▶ _To do_:
Output, exactly and in full, the entries that appear below.

··· Exercise inputs

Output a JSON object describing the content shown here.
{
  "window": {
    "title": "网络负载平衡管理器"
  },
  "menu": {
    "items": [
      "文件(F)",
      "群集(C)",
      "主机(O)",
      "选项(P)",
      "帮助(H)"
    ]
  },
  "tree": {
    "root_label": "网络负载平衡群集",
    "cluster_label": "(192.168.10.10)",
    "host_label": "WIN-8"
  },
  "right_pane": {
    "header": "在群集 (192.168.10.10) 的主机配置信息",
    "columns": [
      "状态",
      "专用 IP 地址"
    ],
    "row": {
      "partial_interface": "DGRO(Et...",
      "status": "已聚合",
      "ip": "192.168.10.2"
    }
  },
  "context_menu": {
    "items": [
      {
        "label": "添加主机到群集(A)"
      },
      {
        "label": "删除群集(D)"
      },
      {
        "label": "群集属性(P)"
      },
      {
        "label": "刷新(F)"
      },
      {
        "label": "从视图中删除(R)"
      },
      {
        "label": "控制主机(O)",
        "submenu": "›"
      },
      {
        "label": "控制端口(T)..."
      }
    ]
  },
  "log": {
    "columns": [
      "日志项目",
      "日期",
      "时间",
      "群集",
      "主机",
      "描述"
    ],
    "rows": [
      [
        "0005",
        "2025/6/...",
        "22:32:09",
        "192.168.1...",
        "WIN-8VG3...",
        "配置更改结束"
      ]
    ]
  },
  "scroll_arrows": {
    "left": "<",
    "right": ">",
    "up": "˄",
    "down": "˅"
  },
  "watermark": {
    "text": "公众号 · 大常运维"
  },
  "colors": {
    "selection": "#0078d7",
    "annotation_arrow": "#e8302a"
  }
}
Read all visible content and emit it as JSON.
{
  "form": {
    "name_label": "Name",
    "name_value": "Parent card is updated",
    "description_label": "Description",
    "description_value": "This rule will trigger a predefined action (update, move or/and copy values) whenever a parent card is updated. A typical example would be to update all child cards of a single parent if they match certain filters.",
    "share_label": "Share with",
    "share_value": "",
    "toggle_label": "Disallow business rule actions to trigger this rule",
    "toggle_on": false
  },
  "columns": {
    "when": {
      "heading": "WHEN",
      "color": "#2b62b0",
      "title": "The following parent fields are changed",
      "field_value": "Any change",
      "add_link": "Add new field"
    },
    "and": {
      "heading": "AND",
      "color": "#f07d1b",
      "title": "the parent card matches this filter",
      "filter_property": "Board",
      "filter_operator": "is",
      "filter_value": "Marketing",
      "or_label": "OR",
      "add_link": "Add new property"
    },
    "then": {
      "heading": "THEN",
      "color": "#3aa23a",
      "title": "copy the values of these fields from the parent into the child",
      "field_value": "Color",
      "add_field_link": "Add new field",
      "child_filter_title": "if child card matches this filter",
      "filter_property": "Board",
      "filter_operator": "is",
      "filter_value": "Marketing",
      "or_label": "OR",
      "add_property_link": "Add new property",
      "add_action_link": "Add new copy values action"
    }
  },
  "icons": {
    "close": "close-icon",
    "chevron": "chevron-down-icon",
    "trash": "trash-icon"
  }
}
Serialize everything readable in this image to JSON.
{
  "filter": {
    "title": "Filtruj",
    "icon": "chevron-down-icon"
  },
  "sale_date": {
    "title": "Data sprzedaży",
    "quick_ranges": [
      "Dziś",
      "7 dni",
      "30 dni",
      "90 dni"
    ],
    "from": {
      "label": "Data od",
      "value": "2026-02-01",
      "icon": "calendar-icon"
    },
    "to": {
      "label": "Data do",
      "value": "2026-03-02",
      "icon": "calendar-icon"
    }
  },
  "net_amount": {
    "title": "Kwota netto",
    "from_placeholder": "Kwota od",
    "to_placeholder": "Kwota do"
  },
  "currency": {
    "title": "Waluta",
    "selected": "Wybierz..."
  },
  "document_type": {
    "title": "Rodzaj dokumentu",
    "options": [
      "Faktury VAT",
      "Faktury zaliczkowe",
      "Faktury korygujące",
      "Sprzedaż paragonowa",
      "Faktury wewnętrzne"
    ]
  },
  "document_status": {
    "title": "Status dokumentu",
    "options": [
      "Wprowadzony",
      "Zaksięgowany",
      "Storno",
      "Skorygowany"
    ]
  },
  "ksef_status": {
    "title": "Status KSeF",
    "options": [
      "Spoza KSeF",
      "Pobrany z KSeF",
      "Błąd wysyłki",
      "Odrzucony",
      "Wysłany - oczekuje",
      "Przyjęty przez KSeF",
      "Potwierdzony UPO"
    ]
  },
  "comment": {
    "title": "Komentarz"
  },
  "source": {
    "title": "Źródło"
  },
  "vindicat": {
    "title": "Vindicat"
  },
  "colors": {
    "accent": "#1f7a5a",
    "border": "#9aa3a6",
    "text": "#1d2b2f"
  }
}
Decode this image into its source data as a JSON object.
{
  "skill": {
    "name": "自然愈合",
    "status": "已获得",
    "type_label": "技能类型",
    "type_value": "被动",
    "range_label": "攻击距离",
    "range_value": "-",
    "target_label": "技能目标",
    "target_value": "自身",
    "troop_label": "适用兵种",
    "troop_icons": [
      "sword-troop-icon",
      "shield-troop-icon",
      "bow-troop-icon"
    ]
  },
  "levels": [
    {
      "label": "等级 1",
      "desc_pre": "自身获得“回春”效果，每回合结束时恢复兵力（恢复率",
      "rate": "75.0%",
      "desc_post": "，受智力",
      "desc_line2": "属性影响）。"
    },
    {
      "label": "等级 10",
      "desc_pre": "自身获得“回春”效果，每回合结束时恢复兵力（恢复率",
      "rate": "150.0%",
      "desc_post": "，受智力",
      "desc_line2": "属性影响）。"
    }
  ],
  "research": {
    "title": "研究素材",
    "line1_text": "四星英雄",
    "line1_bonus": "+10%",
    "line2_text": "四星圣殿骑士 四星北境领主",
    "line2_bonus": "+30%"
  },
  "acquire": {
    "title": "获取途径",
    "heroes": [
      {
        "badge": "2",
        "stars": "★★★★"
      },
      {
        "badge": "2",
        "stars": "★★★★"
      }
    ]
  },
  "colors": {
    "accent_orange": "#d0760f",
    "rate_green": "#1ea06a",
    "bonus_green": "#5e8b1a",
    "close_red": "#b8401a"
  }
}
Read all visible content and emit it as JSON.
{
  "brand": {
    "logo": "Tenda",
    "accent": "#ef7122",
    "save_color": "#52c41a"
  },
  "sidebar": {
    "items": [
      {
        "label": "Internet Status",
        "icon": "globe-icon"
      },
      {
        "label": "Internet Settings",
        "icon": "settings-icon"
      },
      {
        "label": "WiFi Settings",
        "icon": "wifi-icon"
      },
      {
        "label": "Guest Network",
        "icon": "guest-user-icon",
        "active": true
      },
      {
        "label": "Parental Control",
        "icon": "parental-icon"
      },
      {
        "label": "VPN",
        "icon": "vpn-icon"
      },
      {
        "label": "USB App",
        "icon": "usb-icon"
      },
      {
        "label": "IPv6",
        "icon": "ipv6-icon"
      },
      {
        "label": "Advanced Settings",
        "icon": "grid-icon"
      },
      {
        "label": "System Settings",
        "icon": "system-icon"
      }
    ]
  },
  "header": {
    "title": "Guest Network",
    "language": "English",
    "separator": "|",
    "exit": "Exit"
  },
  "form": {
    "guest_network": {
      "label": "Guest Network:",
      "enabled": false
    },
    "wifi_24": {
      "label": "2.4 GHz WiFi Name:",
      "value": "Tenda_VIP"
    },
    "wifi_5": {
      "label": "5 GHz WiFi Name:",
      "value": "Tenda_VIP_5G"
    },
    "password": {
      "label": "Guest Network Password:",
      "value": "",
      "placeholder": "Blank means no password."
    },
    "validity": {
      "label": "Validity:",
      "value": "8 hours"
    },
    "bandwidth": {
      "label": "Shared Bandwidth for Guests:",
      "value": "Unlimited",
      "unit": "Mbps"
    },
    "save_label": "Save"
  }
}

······

▶ _Response box_:
Output a JSON object describing the content shown here.
{
  "window": {
    "title": "网络负载平衡管理器"
  },
  "menu": {
    "items": [
      "文件(F)",
      "群集(C)",
      "主机(O)",
      "选项(P)",
      "帮助(H)"
    ]
  },
  "tree": {
    "root_label": "网络负载平衡群集",
    "cluster_label": "(192.168.10.10)",
    "host_label": "WIN-8"
  },
  "right_pane": {
    "header": "在群集 (192.168.10.10) 的主机配置信息",
    "columns": [
      "状态",
      "专用 IP 地址"
    ],
    "row": {
      "partial_interface": "DGRO(Et...",
      "status": "已聚合",
      "ip": "192.168.10.2"
    }
  },
  "context_menu": {
    "items": [
      {
        "label": "添加主机到群集(A)"
      },
      {
        "label": "删除群集(D)"
      },
      {
        "label": "群集属性(P)"
      },
      {
        "label": "刷新(F)"
      },
      {
        "label": "从视图中删除(R)"
      },
      {
        "label": "控制主机(O)",
        "submenu": "›"
      },
      {
        "label": "控制端口(T)..."
      }
    ]
  },
  "log": {
    "columns": [
      "日志项目",
      "日期",
      "时间",
      "群集",
      "主机",
      "描述"
    ],
    "rows": [
      [
        "0005",
        "2025/6/...",
        "22:32:09",
        "192.168.1...",
        "WIN-8VG3...",
        "配置更改结束"
      ]
    ]
  },
  "scroll_arrows": {
    "left": "<",
    "right": ">",
    "up": "˄",
    "down": "˅"
  },
  "watermark": {
    "text": "公众号 · 大常运维"
  },
  "colors": {
    "selection": "#0078d7",
    "annotation_arrow": "#e8302a"
  }
}
Read all visible content and emit it as JSON.
{
  "form": {
    "name_label": "Name",
    "name_value": "Parent card is updated",
    "description_label": "Description",
    "description_value": "This rule will trigger a predefined action (update, move or/and copy values) whenever a parent card is updated. A typical example would be to update all child cards of a single parent if they match certain filters.",
    "share_label": "Share with",
    "share_value": "",
    "toggle_label": "Disallow business rule actions to trigger this rule",
    "toggle_on": false
  },
  "columns": {
    "when": {
      "heading": "WHEN",
      "color": "#2b62b0",
      "title": "The following parent fields are changed",
      "field_value": "Any change",
      "add_link": "Add new field"
    },
    "and": {
      "heading": "AND",
      "color": "#f07d1b",
      "title": "the parent card matches this filter",
      "filter_property": "Board",
      "filter_operator": "is",
      "filter_value": "Marketing",
      "or_label": "OR",
      "add_link": "Add new property"
    },
    "then": {
      "heading": "THEN",
      "color": "#3aa23a",
      "title": "copy the values of these fields from the parent into the child",
      "field_value": "Color",
      "add_field_link": "Add new field",
      "child_filter_title": "if child card matches this filter",
      "filter_property": "Board",
      "filter_operator": "is",
      "filter_value": "Marketing",
      "or_label": "OR",
      "add_property_link": "Add new property",
      "add_action_link": "Add new copy values action"
    }
  },
  "icons": {
    "close": "close-icon",
    "chevron": "chevron-down-icon",
    "trash": "trash-icon"
  }
}
Serialize everything readable in this image to JSON.
{
  "filter": {
    "title": "Filtruj",
    "icon": "chevron-down-icon"
  },
  "sale_date": {
    "title": "Data sprzedaży",
    "quick_ranges": [
      "Dziś",
      "7 dni",
      "30 dni",
      "90 dni"
    ],
    "from": {
      "label": "Data od",
      "value": "2026-02-01",
      "icon": "calendar-icon"
    },
    "to": {
      "label": "Data do",
      "value": "2026-03-02",
      "icon": "calendar-icon"
    }
  },
  "net_amount": {
    "title": "Kwota netto",
    "from_placeholder": "Kwota od",
    "to_placeholder": "Kwota do"
  },
  "currency": {
    "title": "Waluta",
    "selected": "Wybierz..."
  },
  "document_type": {
    "title": "Rodzaj dokumentu",
    "options": [
      "Faktury VAT",
      "Faktury zaliczkowe",
      "Faktury korygujące",
      "Sprzedaż paragonowa",
      "Faktury wewnętrzne"
    ]
  },
  "document_status": {
    "title": "Status dokumentu",
    "options": [
      "Wprowadzony",
      "Zaksięgowany",
      "Storno",
      "Skorygowany"
    ]
  },
  "ksef_status": {
    "title": "Status KSeF",
    "options": [
      "Spoza KSeF",
      "Pobrany z KSeF",
      "Błąd wysyłki",
      "Odrzucony",
      "Wysłany - oczekuje",
      "Przyjęty przez KSeF",
      "Potwierdzony UPO"
    ]
  },
  "comment": {
    "title": "Komentarz"
  },
  "source": {
    "title": "Źródło"
  },
  "vindicat": {
    "title": "Vindicat"
  },
  "colors": {
    "accent": "#1f7a5a",
    "border": "#9aa3a6",
    "text": "#1d2b2f"
  }
}
Decode this image into its source data as a JSON object.
{
  "skill": {
    "name": "自然愈合",
    "status": "已获得",
    "type_label": "技能类型",
    "type_value": "被动",
    "range_label": "攻击距离",
    "range_value": "-",
    "target_label": "技能目标",
    "target_value": "自身",
    "troop_label": "适用兵种",
    "troop_icons": [
      "sword-troop-icon",
      "shield-troop-icon",
      "bow-troop-icon"
    ]
  },
  "levels": [
    {
      "label": "等级 1",
      "desc_pre": "自身获得“回春”效果，每回合结束时恢复兵力（恢复率",
      "rate": "75.0%",
      "desc_post": "，受智力",
      "desc_line2": "属性影响）。"
    },
    {
      "label": "等级 10",
      "desc_pre": "自身获得“回春”效果，每回合结束时恢复兵力（恢复率",
      "rate": "150.0%",
      "desc_post": "，受智力",
      "desc_line2": "属性影响）。"
    }
  ],
  "research": {
    "title": "研究素材",
    "line1_text": "四星英雄",
    "line1_bonus": "+10%",
    "line2_text": "四星圣殿骑士 四星北境领主",
    "line2_bonus": "+30%"
  },
  "acquire": {
    "title": "获取途径",
    "heroes": [
      {
        "badge": "2",
        "stars": "★★★★"
      },
      {
        "badge": "2",
        "stars": "★★★★"
      }
    ]
  },
  "colors": {
    "accent_orange": "#d0760f",
    "rate_green": "#1ea06a",
    "bonus_green": "#5e8b1a",
    "close_red": "#b8401a"
  }
}
Read all visible content and emit it as JSON.
{
  "brand": {
    "logo": "Tenda",
    "accent": "#ef7122",
    "save_color": "#52c41a"
  },
  "sidebar": {
    "items": [
      {
        "label": "Internet Status",
        "icon": "globe-icon"
      },
      {
        "label": "Internet Settings",
        "icon": "settings-icon"
      },
      {
        "label": "WiFi Settings",
        "icon": "wifi-icon"
      },
      {
        "label": "Guest Network",
        "icon": "guest-user-icon",
        "active": true
      },
      {
        "label": "Parental Control",
        "icon": "parental-icon"
      },
      {
        "label": "VPN",
        "icon": "vpn-icon"
      },
      {
        "label": "USB App",
        "icon": "usb-icon"
      },
      {
        "label": "IPv6",
        "icon": "ipv6-icon"
      },
      {
        "label": "Advanced Settings",
        "icon": "grid-icon"
      },
      {
        "label": "System Settings",
        "icon": "system-icon"
      }
    ]
  },
  "header": {
    "title": "Guest Network",
    "language": "English",
    "separator": "|",
    "exit": "Exit"
  },
  "form": {
    "guest_network": {
      "label": "Guest Network:",
      "enabled": false
    },
    "wifi_24": {
      "label": "2.4 GHz WiFi Name:",
      "value": "Tenda_VIP"
    },
    "wifi_5": {
      "label": "5 GHz WiFi Name:",
      "value": "Tenda_VIP_5G"
    },
    "password": {
      "label": "Guest Network Password:",
      "value": "",
      "placeholder": "Blank means no password."
    },
    "validity": {
      "label": "Validity:",
      "value": "8 hours"
    },
    "bandwidth": {
      "label": "Shared Bandwidth for Guests:",
      "value": "Unlimited",
      "unit": "Mbps"
    },
    "save_label": "Save"
  }
}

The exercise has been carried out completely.